Microsoft has confirmed that suspected China-based cyber criminals are targeting the Log4j ‘Log4Shell’ flaw in VMware’s Horizon product to install NightSky, a new ransomware strain that emerged on December 27.
The financially motivated ransomware attacks target CVE-2021-44228, the original Log4Shell flaw disclosed on December 9, and mark one new threat posed by the critical vulnerability that affects internet-facing software, systems and devices where vulnerable versions of the Java-based Log4j application error-logging component are present.
“As early as January 4, attackers started exploiting the CVE-2021-44228 vulnerability in internet-facing systems running VMware Horizon. Our investigation shows that successful intrusions in these campaigns led to the deployment of the NightSky ransomware,” Microsoft notes in an update to its recommendations for mitigating Log4Shell.
Microsoft’s findings add more details to a report last week from the digital arm of the UK’s National Health Service (NHS) that attackers are targeting VMware’s Horizon server software that use vulnerable versions of Log4j. That report noted attackers installed a malicious Java file that injects a web shell into the VM Blast Secure Gateway service, but it didn’t indicate whether ransomware was deployed.

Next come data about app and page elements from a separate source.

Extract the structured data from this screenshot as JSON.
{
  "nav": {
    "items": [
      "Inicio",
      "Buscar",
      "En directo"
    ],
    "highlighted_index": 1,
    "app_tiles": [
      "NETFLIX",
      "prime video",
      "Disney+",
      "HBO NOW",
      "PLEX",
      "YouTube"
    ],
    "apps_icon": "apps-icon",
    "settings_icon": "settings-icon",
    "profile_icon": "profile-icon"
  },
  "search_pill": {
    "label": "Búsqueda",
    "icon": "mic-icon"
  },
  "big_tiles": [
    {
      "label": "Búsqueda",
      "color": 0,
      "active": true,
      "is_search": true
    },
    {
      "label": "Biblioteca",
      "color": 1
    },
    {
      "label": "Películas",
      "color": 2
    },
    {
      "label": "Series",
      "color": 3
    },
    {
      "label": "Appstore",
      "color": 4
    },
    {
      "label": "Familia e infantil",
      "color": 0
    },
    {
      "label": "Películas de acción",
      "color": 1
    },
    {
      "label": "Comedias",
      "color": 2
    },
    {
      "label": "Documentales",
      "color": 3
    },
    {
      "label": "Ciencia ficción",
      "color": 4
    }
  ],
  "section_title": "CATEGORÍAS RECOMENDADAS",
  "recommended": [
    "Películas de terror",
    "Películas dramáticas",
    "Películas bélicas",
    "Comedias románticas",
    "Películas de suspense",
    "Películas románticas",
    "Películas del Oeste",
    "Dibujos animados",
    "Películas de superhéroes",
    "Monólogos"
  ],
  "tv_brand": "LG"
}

Horizon is one of a number of VMware’s software products affected by Log4j flaws. The case demonstrates the difficulties admins face in identifying systems affected by Log4j. VMware has detailed which versions of Horizon components are or are not vulnerable, and the different remediation steps for each if they are vulnerable.
Its advisory indicates that at least one version of each Horizon on-premise component is vulnerable. Vulnerable on-premise components include Connection Server and HTML Access, the Horizon Windows Agent, Linux Agent, Linux Agent Direct Connect, Cloud Connector, and vRealize Operations for Desktop Agent. VMware has released updated versions or provided scripted mitigation workarounds.
Microsoft says the attacks are being performed by a China-based ransomware operator it’s tracking as DEV-0401, which has previously deployed LockFile, AtomSilo, and Rook. The group has also exploited internet-facing systems running Confluence (CVE-2021-26084) and on-premises Exchange servers (CVE-2021-34473), according to Microsoft.
However, Czech-based malware analyst Jiří Vinopal, who published an analysis of NightSky on GitHub today, argues NightSky is just a new version of Rook ransomware with a few key design and encryption changes, including that NightSky is delivered as a VMProtect file.
BleepingComputer notes that NightSky is using “double extortion”, where the attacker not only encrypts a target’s data but steals it and threatens to leak it if a ransom is not paid. One victim received an $800,000 ransom demand for a NightSky decryptor.
As ZDNet reported yesterday, the US Cybersecurity and Infrastructure Security Agency (CISA) on Monday said it had not seen Log4Shell exploitation result in significant intrusions beyond the attack on the Belgian Defense Ministry.
However, it also warned the lack of significant intrusions was no reason to reduce the urgency of remediation. Attackers who have already exploited targets can lay low for months afterwards, waiting for defenders to drop their guard before moving on their new access.
And big penalties might await firms that don’t apply available patches if vulnerable systems expose consumer data. The FTC last week warned it would come after private sector firms that failed to protect consumer data exposed as a result of Log4j.
CISA’s assessment that the Log4j threat is far from over chimes with Microsoft’s assessment, which stresses that Log4j is a “high-risk situation” in part because many organizations can’t easily tell what products and services are affected by Log4j.
Microsoft said the Log4j vulnerabilities represent a complex and high-risk situation for companies across the globe: “The vulnerabilities affect not only applications that use vulnerable libraries, but also any services that use these applications, so customers may not readily know how widespread the issue is in their environment.”
Microsoft also said customers should use scripts and scanning tools to assess their risk and impact, but warns that it has seen attackers using many of the same inventory techniques to locate targets: “Sophisticated adversaries (like nation-state actors) and commodity attackers alike have been observed taking advantage of these vulnerabilities. There is high potential for the expanded use of the vulnerabilities.”